One of the spleen’s important functions is to filter (clean) the blood. It removes old red blood cells & breaks down their constituent parts for recycling (iron/haemoglobin). The spleen also removes abnormal cells & particles from the blood. The spleen contains a reservoir of blood & can release it like a “transfusion” if necessary, for example in the event of hemorrhagic shock (profuse bleeding). The spleen holds reserves of red blood cells, lymphocytes & can hold platelets in emergency situations.
You may have noticed that you dog can suddenly wake up & run instantly because their spleen is able to release it’s blood reserve into their vascular system very quickly. Injury to the spleen will obviously cause massive blood loss.
The spleen is classed as a hematopoeitic organ, capable of producing blood cells (as it does in fetal stages & early life). Although in normal dogs most blood cells are produced by the bone marrow, certain cells are still produced by the spleen. Under certain circumstances such as bone marrow failure, the spleen can produce more blood cells if needed (see extramedullary hematopoeisis) to maintain an adequate supply in the body.
The spleen contains red pulp & white pulp, which are separated by the marginal zone. It removes antibody coated bacteria & antibody coated blood cells, playing a significant part in immune system function. The spleen is full of long, convoluted blood vessels which twist & turn. The blood slowly works it’s way through them.

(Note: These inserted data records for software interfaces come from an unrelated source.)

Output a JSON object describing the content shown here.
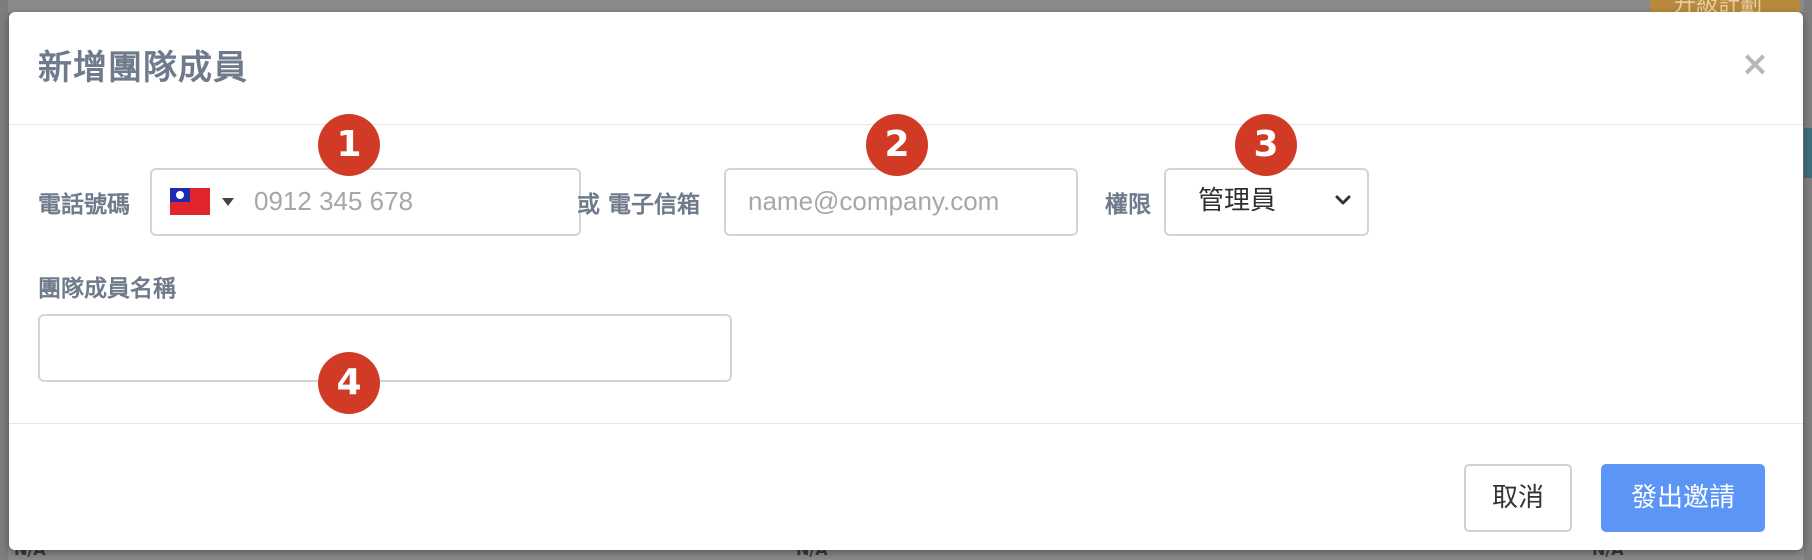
{
  "background": {
    "upgrade_label": "升級計劃",
    "na_label": "N/A"
  },
  "modal": {
    "title": "新增團隊成員",
    "close_glyph": "×"
  },
  "form": {
    "phone": {
      "label": "電話號碼",
      "country_flag": "taiwan-flag-icon",
      "placeholder": "0912 345 678",
      "value": ""
    },
    "or_email": {
      "label": "或 電子信箱",
      "placeholder": "name@company.com",
      "value": ""
    },
    "permission": {
      "label": "權限",
      "selected": "管理員"
    },
    "member_name": {
      "label": "團隊成員名稱",
      "value": ""
    }
  },
  "badges": [
    "1",
    "2",
    "3",
    "4"
  ],
  "footer": {
    "cancel_label": "取消",
    "submit_label": "發出邀請"
  },
  "colors": {
    "title": "#6f7b8c",
    "badge": "#d13b26",
    "primary": "#5b95f5",
    "flag_red": "#e0252d",
    "flag_blue": "#1f2ab3"
  }
}
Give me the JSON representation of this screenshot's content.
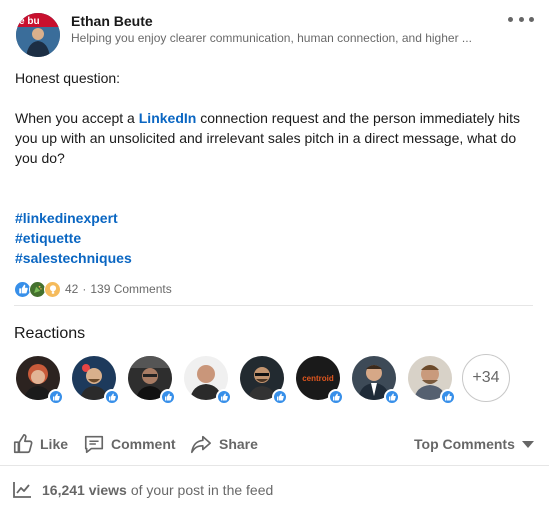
{
  "author": {
    "name": "Ethan Beute",
    "headline": "Helping you enjoy clearer communication, human connection, and higher ...",
    "avatar_icon": "person-avatar"
  },
  "menu": {
    "icon": "more-horizontal-icon"
  },
  "post": {
    "line1": "Honest question:",
    "line2_before": "When you accept a ",
    "line2_link": "LinkedIn",
    "line2_after": " connection request and the person immediately hits you up with an unsolicited and irrelevant sales pitch in a direct message, what do you do?",
    "hashtags": [
      "#linkedinexpert",
      "#etiquette",
      "#salestechniques"
    ]
  },
  "social": {
    "reaction_icons": [
      "like-icon",
      "celebrate-icon",
      "insightful-icon"
    ],
    "reaction_count": "42",
    "separator": "·",
    "comments": "139 Comments"
  },
  "reactions": {
    "title": "Reactions",
    "more": "+34",
    "reactors": [
      {
        "name": "reactor-1",
        "bg": "#3a2a2a",
        "accent": "#c95b3a"
      },
      {
        "name": "reactor-2",
        "bg": "#1d3a5c",
        "accent": "#d9b08c"
      },
      {
        "name": "reactor-3",
        "bg": "#2e2e2e",
        "accent": "#a87c64"
      },
      {
        "name": "reactor-4",
        "bg": "#eeeeee",
        "accent": "#b98b6e"
      },
      {
        "name": "reactor-5",
        "bg": "#222a30",
        "accent": "#c2946f"
      },
      {
        "name": "reactor-6",
        "bg": "#1a1a1a",
        "accent": "#e0561e",
        "text": "centroid"
      },
      {
        "name": "reactor-7",
        "bg": "#3d4a57",
        "accent": "#d6a887"
      },
      {
        "name": "reactor-8",
        "bg": "#d8d2c8",
        "accent": "#c99a7c"
      }
    ]
  },
  "actions": {
    "like": "Like",
    "comment": "Comment",
    "share": "Share",
    "sort": "Top Comments"
  },
  "views": {
    "count": "16,241 views",
    "suffix": "of your post in the feed"
  },
  "colors": {
    "link": "#0a66c2",
    "like_blue": "#378fe9",
    "muted": "#666666"
  }
}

In the red pulp area of the spleen, areas of red blood cells that are infected with parasites have been marked by the immune system are bitten (called pitting) by the spleen to stop the spread of the infection & often the red blood cells are completely destroyed by the spleen. Sometimes so many red cells are damaged or destroyed that the animal becomes anemic. Rarely in cases of AIHA the pitting (biting off lumps) action of the spleen can continue even with drug treatment & splenectomy may be considered.
The white pulp acts as part of the lymphatic system & lymphocytes circulate through it as well as through the lymphatic system. The splenic white pulp plays an important part in the immune system’s attack against viruses, bacteria & other foreign invaders of the body.
Although, the spleen can be removed, this leaves the dog at far greater risk from infection & you will need to follow strict activity guidelines (see splenectomy).
Diseases of the spleen include:
1. Enlargement caused by certain auto-immune disorders, inflammatory bowel disease, some anemias, polycythemia (overproduction of red cells), bacterial infections, canine hepatitis & some drugs. Sometimes enlargement of the spleen is a symptom of another disease or illness, rather than a problem with the spleen itself.
2. Benign tumors.
3. Malignant tumors such as hemangiosarcoma – common in middle aged & elderly dogs, particularly large breeds. Other malignant tumors including lymphosarcoma, mast cell tumors, multiple myeloma.
4. Hematoma (a collection of blood outside the blood vessels), blood clots from injury to the abdomen, bleeding tumours, bleeding disorders.
5. Splenic torsion (twisting of a blood vessel) causing enlargement/congestion of the spleen. Sometimes stomach (gastric) torsion & dilation occur at the same time. Large breeds of dogs with deep chests are particularly prone to these problems.